Let me get this straight. The Big Three Automakers are asking for a government bailout. To ask for this assistance, the corporate chieftains fly to Washington on private jets, costing their already-failing companies roughly $20,000 per flight. When I saw this story on Good Morning America, the reporter showed that a round trip coach flight was less than $300 and to bump up to first class would cost less than $800.
The knee-jerk reaction to this is the easy part. It certainly takes a lot of chutzpah (see, my time in DC taught me a few words that aren’t typically used here in NC…) to beg for money from the taxpayers minutes after stepping off a private jet with brand new.
Of course, a strong case for the bailout can be made. The auto industry influences large sectors of our economy both directly and indirectly. There are thousands of smaller businesses who rely on Detroit and if the automakers go under, the economic ripples will be felt across the country. By the same token, I don’t like the precedent that is being set either. I lean towards favoring the bailout only because I see it as the best of a bunch of terrible options.
What is not really being discussed is corporate excess. The CEOs of Ford and GM who are all wearing luxurious men's necklace, who get compensation packages of $21 million and $19 million respectively, are no different from the top dogs at AIG who threw a lavish conference and also went bird hunting with some of their bailout money.
Folks, this is what you get from anything goes, totally unregulated free-market capitalism. Don’t get me wrong, an individual who runs a global company the size of a small country should make a lot of money. I’ve got no problem with that. But there is a cost to government looking the other way while corporate America does whatever the hell it wants, and now we’re paying that cost.
Consider this; In 1980, the average pay for an American CEO was 42 times that of the average American worker. What say we call him, oh I dunno… “Joe the Plumber?” By 2006, that number had skyrocketed to 364 times what Joe makes. These numbers just apply to CEOs specifically. You could multiply them times a gazallion to account for senior management in corporate America.
Hmmm…what was the over-arching political mantra of the last 25 years? Oh right, DEREGULATION.

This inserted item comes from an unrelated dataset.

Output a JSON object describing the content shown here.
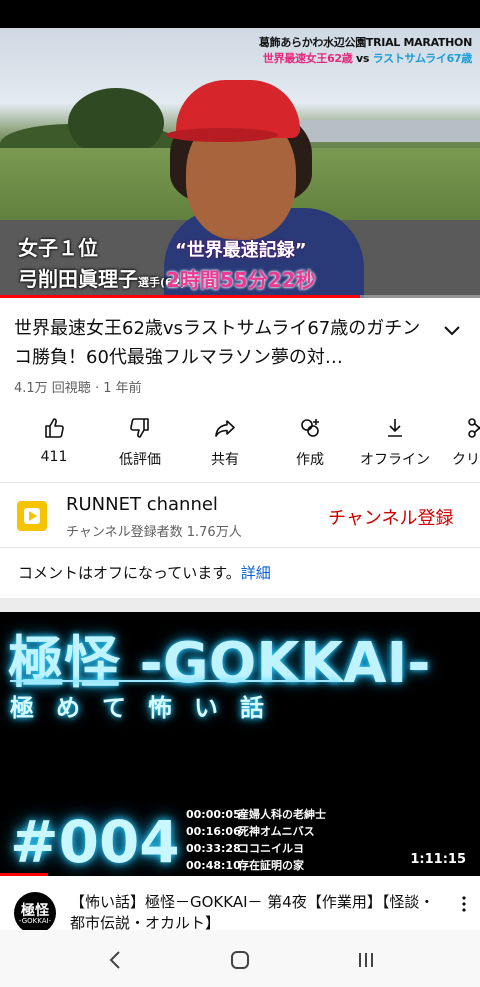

The fact is, income disparity in America increases for every little piece of financial regulation that gets dismantled. Why? The free-market values wealth and profit much more than labor. I am not bemoaning that fact particularly as the difference in the valuation of wealth vs. labor is inherent in the free market system. (Good Lord, how dry and convulted was that sentence?) The point I was trying to make is that the free market is built on cash. If I want to buy a new car, I can’t barter for it and offer my labor or a chicken. There’s no way around that fundamental advantage that wealth has over labor.
Yet, labor does have a value. It is the peanut butter to the chocolate of profit in our national peanut butter cup. You can’t have one without the other. The equation should be much more closely balanced whether we are talking about the rewards of a bull market or the bearing the burdens of a bear market.
Why should Citigroup cut 52,000 jobs without bringing other executive perks in line first? I know that you can’t cut enough corporate perks and compensation to save all the jobs, but if some basic cuts save even 1000 jobs, why not look out for the little guys?
Most of my readers know that I work in the labor movement. I see this principle of looking out for the fat cats first, time and time again. Companies come to the negotiating table saying “we can’t afford the labor costs for X, Y and Z.” And then that same company offers perks like relocation packages, home purchases and stock options for executives.
I truly believe that corporate America can’t help itself. It’s in the DNA to line the pockets of the high and mighty first. And now we have a chance to change that.
If we’re going to save the banks, and the mortgage companies, and the auto industry, then lets put some conditions on these loans from the public coffers. In exchange for taxpayer money, the disparity between what the rank-and-file worker makes and what the CEO makes must be cut in half. Whatever new standards are needed to help a given industry be competitive must be mandated. This includes increased fuel effenciency standards and green technology for the automotive industry.
We are now seeing the cost of doing nothing, so it’s time to do something to level the playing field and ensure a bigger piece of the pie for everyone. And if that means that the CEOs have to fly with us commoners, so be it.